Work instructions |
Exactly as they appear, set down all of the records.

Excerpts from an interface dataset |
::::

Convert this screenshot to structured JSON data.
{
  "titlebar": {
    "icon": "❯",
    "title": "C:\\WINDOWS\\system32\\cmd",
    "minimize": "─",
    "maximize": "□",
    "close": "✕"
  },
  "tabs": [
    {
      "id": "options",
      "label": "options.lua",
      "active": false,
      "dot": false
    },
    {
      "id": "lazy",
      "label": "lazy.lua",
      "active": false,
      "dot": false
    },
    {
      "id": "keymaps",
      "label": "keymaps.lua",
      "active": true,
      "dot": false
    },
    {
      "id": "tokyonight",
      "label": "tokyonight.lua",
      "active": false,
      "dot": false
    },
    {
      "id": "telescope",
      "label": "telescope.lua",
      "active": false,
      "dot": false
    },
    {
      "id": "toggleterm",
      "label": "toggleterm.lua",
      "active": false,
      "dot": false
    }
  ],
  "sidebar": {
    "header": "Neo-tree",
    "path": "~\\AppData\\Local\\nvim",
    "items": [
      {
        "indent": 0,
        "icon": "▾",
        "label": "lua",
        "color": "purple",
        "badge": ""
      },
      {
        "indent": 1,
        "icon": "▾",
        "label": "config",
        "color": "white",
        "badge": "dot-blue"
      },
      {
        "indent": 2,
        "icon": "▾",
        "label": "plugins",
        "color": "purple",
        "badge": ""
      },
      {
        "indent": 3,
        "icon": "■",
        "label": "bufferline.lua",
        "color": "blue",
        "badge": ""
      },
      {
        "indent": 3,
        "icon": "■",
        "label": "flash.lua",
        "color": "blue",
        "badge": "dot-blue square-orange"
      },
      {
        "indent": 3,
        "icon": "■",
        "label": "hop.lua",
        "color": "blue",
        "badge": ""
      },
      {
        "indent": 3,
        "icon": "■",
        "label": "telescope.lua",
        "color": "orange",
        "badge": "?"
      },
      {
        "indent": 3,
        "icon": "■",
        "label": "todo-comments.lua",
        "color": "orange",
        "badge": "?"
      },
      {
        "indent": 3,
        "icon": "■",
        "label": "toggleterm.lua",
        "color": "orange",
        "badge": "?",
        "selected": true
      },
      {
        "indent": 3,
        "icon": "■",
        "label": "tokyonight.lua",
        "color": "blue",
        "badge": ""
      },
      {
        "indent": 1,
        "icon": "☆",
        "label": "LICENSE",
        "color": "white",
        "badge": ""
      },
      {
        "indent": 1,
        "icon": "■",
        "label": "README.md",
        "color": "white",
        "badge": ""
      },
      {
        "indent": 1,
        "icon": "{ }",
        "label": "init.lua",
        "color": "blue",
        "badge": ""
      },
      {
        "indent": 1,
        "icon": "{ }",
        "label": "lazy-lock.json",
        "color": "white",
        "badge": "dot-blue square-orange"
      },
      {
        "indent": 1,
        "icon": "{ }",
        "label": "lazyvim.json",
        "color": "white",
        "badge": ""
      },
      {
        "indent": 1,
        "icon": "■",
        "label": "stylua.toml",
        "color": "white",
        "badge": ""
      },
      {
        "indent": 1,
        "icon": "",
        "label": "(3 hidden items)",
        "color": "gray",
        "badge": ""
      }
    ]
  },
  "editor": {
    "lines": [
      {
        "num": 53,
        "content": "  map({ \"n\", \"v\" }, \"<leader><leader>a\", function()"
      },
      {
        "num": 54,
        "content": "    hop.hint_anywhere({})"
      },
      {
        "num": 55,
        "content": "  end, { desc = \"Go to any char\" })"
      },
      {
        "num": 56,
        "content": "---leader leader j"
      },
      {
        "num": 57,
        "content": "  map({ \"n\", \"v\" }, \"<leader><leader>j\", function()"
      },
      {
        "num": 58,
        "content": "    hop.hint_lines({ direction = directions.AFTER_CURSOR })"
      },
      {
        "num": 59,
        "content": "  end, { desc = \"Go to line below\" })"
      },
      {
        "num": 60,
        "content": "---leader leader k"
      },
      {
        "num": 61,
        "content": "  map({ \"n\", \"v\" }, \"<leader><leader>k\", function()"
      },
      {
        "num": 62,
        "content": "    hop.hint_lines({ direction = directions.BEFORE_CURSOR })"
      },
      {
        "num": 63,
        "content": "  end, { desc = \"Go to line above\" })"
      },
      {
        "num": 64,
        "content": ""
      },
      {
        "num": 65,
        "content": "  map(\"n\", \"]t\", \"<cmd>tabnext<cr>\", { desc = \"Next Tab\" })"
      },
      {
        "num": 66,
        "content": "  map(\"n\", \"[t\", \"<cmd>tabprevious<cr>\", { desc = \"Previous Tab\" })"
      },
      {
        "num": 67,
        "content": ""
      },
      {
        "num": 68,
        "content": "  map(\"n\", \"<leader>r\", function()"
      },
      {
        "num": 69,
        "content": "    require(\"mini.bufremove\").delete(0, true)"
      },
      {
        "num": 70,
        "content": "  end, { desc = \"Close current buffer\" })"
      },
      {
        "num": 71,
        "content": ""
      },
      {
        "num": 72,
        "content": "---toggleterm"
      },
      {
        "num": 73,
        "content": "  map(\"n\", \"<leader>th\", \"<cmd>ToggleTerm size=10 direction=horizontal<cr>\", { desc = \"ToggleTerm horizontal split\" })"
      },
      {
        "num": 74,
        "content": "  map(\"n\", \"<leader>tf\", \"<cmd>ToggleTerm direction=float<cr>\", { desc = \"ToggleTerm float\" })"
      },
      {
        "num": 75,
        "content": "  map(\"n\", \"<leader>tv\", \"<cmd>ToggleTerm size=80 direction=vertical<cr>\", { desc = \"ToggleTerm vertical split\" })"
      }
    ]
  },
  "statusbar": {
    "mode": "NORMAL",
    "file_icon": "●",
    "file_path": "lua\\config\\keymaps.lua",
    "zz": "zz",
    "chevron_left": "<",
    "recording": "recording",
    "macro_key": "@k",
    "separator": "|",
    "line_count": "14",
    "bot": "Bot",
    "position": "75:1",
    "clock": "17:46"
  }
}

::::

Answer below |
Convert this screenshot to structured JSON data.
{
  "titlebar": {
    "icon": "❯",
    "title": "C:\\WINDOWS\\system32\\cmd",
    "minimize": "─",
    "maximize": "□",
    "close": "✕"
  },
  "tabs": [
    {
      "id": "options",
      "label": "options.lua",
      "active": false,
      "dot": false
    },
    {
      "id": "lazy",
      "label": "lazy.lua",
      "active": false,
      "dot": false
    },
    {
      "id": "keymaps",
      "label": "keymaps.lua",
      "active": true,
      "dot": false
    },
    {
      "id": "tokyonight",
      "label": "tokyonight.lua",
      "active": false,
      "dot": false
    },
    {
      "id": "telescope",
      "label": "telescope.lua",
      "active": false,
      "dot": false
    },
    {
      "id": "toggleterm",
      "label": "toggleterm.lua",
      "active": false,
      "dot": false
    }
  ],
  "sidebar": {
    "header": "Neo-tree",
    "path": "~\\AppData\\Local\\nvim",
    "items": [
      {
        "indent": 0,
        "icon": "▾",
        "label": "lua",
        "color": "purple",
        "badge": ""
      },
      {
        "indent": 1,
        "icon": "▾",
        "label": "config",
        "color": "white",
        "badge": "dot-blue"
      },
      {
        "indent": 2,
        "icon": "▾",
        "label": "plugins",
        "color": "purple",
        "badge": ""
      },
      {
        "indent": 3,
        "icon": "■",
        "label": "bufferline.lua",
        "color": "blue",
        "badge": ""
      },
      {
        "indent": 3,
        "icon": "■",
        "label": "flash.lua",
        "color": "blue",
        "badge": "dot-blue square-orange"
      },
      {
        "indent": 3,
        "icon": "■",
        "label": "hop.lua",
        "color": "blue",
        "badge": ""
      },
      {
        "indent": 3,
        "icon": "■",
        "label": "telescope.lua",
        "color": "orange",
        "badge": "?"
      },
      {
        "indent": 3,
        "icon": "■",
        "label": "todo-comments.lua",
        "color": "orange",
        "badge": "?"
      },
      {
        "indent": 3,
        "icon": "■",
        "label": "toggleterm.lua",
        "color": "orange",
        "badge": "?",
        "selected": true
      },
      {
        "indent": 3,
        "icon": "■",
        "label": "tokyonight.lua",
        "color": "blue",
        "badge": ""
      },
      {
        "indent": 1,
        "icon": "☆",
        "label": "LICENSE",
        "color": "white",
        "badge": ""
      },
      {
        "indent": 1,
        "icon": "■",
        "label": "README.md",
        "color": "white",
        "badge": ""
      },
      {
        "indent": 1,
        "icon": "{ }",
        "label": "init.lua",
        "color": "blue",
        "badge": ""
      },
      {
        "indent": 1,
        "icon": "{ }",
        "label": "lazy-lock.json",
        "color": "white",
        "badge": "dot-blue square-orange"
      },
      {
        "indent": 1,
        "icon": "{ }",
        "label": "lazyvim.json",
        "color": "white",
        "badge": ""
      },
      {
        "indent": 1,
        "icon": "■",
        "label": "stylua.toml",
        "color": "white",
        "badge": ""
      },
      {
        "indent": 1,
        "icon": "",
        "label": "(3 hidden items)",
        "color": "gray",
        "badge": ""
      }
    ]
  },
  "editor": {
    "lines": [
      {
        "num": 53,
        "content": "  map({ \"n\", \"v\" }, \"<leader><leader>a\", function()"
      },
      {
        "num": 54,
        "content": "    hop.hint_anywhere({})"
      },
      {
        "num": 55,
        "content": "  end, { desc = \"Go to any char\" })"
      },
      {
        "num": 56,
        "content": "---leader leader j"
      },
      {
        "num": 57,
        "content": "  map({ \"n\", \"v\" }, \"<leader><leader>j\", function()"
      },
      {
        "num": 58,
        "content": "    hop.hint_lines({ direction = directions.AFTER_CURSOR })"
      },
      {
        "num": 59,
        "content": "  end, { desc = \"Go to line below\" })"
      },
      {
        "num": 60,
        "content": "---leader leader k"
      },
      {
        "num": 61,
        "content": "  map({ \"n\", \"v\" }, \"<leader><leader>k\", function()"
      },
      {
        "num": 62,
        "content": "    hop.hint_lines({ direction = directions.BEFORE_CURSOR })"
      },
      {
        "num": 63,
        "content": "  end, { desc = \"Go to line above\" })"
      },
      {
        "num": 64,
        "content": ""
      },
      {
        "num": 65,
        "content": "  map(\"n\", \"]t\", \"<cmd>tabnext<cr>\", { desc = \"Next Tab\" })"
      },
      {
        "num": 66,
        "content": "  map(\"n\", \"[t\", \"<cmd>tabprevious<cr>\", { desc = \"Previous Tab\" })"
      },
      {
        "num": 67,
        "content": ""
      },
      {
        "num": 68,
        "content": "  map(\"n\", \"<leader>r\", function()"
      },
      {
        "num": 69,
        "content": "    require(\"mini.bufremove\").delete(0, true)"
      },
      {
        "num": 70,
        "content": "  end, { desc = \"Close current buffer\" })"
      },
      {
        "num": 71,
        "content": ""
      },
      {
        "num": 72,
        "content": "---toggleterm"
      },
      {
        "num": 73,
        "content": "  map(\"n\", \"<leader>th\", \"<cmd>ToggleTerm size=10 direction=horizontal<cr>\", { desc = \"ToggleTerm horizontal split\" })"
      },
      {
        "num": 74,
        "content": "  map(\"n\", \"<leader>tf\", \"<cmd>ToggleTerm direction=float<cr>\", { desc = \"ToggleTerm float\" })"
      },
      {
        "num": 75,
        "content": "  map(\"n\", \"<leader>tv\", \"<cmd>ToggleTerm size=80 direction=vertical<cr>\", { desc = \"ToggleTerm vertical split\" })"
      }
    ]
  },
  "statusbar": {
    "mode": "NORMAL",
    "file_icon": "●",
    "file_path": "lua\\config\\keymaps.lua",
    "zz": "zz",
    "chevron_left": "<",
    "recording": "recording",
    "macro_key": "@k",
    "separator": "|",
    "line_count": "14",
    "bot": "Bot",
    "position": "75:1",
    "clock": "17:46"
  }
}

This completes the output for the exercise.